- Your instructions:
Look for the word "title" in the material below, then report each line where it occurs.

- Records to use:
· · · · · · ·
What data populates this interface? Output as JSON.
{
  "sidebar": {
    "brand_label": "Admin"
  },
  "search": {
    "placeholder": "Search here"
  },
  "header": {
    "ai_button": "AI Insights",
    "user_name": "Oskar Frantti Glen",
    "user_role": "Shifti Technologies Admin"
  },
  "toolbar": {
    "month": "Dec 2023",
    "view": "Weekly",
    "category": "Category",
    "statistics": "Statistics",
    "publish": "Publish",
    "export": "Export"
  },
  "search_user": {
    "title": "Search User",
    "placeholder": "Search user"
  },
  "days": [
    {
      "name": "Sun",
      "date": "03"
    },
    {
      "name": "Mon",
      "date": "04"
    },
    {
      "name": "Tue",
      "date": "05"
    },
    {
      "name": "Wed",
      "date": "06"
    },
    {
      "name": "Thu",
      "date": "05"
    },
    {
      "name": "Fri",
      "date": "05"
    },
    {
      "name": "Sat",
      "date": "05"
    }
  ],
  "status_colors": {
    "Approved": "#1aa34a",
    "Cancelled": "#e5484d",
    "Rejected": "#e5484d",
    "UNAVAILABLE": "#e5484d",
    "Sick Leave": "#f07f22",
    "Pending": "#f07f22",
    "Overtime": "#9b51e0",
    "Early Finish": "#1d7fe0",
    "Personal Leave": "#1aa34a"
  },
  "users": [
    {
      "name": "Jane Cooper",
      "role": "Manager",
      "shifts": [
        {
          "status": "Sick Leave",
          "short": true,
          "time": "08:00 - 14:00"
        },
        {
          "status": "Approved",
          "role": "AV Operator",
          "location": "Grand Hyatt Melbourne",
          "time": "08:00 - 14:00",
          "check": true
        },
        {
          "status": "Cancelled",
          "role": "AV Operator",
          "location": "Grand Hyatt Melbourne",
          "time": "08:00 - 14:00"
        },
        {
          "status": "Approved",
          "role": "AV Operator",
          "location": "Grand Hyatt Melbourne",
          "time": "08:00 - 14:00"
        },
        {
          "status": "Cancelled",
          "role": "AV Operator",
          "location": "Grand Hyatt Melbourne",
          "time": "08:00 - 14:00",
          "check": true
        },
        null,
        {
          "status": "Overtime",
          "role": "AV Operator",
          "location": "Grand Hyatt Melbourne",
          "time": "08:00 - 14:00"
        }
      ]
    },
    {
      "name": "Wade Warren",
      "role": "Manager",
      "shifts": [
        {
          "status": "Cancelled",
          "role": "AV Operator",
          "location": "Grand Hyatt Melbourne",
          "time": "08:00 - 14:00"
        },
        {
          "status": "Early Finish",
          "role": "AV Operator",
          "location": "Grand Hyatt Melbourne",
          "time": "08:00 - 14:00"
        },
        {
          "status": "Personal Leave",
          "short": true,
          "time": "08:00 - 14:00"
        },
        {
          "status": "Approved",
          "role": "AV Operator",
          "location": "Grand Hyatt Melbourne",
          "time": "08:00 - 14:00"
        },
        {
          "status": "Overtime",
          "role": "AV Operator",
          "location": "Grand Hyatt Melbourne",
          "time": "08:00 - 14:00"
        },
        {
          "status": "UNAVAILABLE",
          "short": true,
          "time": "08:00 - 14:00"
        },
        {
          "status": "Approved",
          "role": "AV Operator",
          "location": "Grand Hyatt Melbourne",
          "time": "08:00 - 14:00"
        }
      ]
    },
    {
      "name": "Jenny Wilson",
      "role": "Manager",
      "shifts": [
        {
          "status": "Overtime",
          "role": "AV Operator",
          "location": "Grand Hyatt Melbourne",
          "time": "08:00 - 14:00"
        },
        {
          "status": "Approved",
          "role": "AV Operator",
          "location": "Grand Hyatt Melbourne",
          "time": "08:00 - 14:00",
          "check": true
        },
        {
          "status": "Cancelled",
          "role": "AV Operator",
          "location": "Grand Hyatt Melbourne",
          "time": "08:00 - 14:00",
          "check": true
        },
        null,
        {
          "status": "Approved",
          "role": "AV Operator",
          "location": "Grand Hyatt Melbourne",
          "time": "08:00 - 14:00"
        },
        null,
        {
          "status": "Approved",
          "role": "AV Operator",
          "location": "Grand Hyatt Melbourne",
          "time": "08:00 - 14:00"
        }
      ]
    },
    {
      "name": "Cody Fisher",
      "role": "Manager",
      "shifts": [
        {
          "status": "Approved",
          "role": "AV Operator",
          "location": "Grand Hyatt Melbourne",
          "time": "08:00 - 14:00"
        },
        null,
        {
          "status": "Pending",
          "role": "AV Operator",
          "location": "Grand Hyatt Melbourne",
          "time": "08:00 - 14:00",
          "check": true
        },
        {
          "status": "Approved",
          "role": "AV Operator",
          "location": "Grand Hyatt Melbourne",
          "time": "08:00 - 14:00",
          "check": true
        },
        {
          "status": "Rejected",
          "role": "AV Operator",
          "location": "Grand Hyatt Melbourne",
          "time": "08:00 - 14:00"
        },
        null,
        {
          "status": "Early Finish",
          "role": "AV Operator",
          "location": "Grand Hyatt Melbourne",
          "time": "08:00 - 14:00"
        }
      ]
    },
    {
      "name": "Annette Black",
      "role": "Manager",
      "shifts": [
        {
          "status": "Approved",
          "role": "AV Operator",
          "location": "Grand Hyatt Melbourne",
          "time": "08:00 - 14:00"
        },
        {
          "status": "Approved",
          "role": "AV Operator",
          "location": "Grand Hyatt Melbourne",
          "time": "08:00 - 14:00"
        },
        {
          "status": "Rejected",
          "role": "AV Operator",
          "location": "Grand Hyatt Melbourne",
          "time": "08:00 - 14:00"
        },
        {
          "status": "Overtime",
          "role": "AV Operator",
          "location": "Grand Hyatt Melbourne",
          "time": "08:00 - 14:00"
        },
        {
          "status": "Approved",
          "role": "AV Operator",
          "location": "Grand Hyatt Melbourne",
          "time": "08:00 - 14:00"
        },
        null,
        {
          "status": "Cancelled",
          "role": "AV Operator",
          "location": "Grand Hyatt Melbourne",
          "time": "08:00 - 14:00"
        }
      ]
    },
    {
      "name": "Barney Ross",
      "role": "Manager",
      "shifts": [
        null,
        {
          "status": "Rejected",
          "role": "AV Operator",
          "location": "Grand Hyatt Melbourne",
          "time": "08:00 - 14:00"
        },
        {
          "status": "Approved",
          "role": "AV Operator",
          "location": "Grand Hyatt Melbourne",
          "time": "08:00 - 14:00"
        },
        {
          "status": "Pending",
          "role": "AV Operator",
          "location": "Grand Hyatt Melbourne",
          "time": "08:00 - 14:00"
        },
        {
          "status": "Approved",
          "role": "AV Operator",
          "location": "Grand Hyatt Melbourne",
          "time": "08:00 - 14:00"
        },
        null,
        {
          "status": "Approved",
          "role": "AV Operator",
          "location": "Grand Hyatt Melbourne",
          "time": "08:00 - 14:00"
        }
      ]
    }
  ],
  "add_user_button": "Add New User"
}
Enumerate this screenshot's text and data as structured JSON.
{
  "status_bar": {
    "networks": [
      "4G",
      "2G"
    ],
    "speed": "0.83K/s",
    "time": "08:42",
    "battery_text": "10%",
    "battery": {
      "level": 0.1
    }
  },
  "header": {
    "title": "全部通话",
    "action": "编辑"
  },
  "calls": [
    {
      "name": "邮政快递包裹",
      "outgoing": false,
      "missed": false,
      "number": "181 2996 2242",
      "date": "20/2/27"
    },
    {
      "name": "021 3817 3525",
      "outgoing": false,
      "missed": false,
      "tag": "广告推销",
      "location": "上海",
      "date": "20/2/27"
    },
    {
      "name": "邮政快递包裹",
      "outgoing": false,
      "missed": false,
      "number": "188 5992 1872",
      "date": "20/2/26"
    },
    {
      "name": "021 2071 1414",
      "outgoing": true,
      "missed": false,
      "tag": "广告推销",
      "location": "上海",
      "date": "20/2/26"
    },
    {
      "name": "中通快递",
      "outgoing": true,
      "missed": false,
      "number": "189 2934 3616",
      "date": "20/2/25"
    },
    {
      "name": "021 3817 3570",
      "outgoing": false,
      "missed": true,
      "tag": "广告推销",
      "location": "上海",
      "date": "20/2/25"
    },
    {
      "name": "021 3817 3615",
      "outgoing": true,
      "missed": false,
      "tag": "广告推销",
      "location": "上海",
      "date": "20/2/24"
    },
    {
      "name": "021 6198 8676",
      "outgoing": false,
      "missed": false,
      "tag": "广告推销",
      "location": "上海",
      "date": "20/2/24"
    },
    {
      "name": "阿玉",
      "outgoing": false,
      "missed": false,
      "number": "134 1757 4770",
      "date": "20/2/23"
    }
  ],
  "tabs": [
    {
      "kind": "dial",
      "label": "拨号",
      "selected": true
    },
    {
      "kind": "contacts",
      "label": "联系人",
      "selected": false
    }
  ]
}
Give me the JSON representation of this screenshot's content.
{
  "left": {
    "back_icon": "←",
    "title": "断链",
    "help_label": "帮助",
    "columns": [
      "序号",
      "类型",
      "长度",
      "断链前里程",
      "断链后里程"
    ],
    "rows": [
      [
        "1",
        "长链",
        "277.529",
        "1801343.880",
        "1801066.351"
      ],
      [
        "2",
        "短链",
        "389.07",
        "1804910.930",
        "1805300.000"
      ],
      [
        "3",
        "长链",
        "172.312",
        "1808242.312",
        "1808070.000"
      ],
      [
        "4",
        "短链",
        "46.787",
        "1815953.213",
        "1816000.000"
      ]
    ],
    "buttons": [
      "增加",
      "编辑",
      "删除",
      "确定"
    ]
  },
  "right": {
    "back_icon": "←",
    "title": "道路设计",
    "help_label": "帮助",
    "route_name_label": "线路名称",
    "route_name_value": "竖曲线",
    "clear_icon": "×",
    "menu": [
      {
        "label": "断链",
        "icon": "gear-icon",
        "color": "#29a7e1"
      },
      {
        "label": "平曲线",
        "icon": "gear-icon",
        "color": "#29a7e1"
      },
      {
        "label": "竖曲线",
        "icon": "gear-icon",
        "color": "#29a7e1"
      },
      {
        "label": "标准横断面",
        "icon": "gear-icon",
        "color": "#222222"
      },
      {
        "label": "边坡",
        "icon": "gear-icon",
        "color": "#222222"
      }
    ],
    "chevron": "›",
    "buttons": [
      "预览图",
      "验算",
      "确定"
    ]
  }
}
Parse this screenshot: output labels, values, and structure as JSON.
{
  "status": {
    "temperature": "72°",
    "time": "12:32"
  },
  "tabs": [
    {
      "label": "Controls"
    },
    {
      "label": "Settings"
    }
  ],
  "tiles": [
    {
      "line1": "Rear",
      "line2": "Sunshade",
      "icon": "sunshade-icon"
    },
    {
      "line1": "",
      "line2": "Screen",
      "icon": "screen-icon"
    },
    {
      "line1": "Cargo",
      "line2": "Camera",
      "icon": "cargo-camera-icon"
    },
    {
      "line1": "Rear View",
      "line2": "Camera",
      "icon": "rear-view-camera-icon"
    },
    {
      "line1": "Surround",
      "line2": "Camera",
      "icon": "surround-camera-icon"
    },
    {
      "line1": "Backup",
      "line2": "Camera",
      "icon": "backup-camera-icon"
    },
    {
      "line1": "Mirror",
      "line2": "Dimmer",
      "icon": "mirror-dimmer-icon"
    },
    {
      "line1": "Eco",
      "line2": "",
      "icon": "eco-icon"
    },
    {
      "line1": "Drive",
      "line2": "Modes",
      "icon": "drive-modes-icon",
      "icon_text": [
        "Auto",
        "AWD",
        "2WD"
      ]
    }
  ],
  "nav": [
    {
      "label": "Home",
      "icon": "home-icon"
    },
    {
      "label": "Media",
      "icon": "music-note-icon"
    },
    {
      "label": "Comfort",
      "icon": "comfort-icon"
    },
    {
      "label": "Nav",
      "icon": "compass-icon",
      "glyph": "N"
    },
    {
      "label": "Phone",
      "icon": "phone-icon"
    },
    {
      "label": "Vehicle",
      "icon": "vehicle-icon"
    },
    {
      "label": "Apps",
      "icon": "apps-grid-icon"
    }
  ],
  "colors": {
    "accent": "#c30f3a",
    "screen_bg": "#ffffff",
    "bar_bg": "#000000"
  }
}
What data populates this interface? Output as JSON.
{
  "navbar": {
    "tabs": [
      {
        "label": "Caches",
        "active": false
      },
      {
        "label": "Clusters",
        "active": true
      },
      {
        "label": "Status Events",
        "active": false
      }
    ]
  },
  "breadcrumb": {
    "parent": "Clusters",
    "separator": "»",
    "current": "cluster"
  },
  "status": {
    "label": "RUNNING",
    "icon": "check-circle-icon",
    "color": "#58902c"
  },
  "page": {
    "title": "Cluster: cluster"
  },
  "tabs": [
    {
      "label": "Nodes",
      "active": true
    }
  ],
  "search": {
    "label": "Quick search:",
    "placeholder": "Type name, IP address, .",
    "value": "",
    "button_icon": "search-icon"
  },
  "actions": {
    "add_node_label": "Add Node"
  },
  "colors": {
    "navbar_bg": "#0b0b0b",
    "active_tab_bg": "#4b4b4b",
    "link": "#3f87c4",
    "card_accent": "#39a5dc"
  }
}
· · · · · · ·
- Output of the exercise:
    "title": "Search User",
    "title": "全部通话",
    "title": "断链",
    "title": "道路设计",
    "title": "Cluster: cluster"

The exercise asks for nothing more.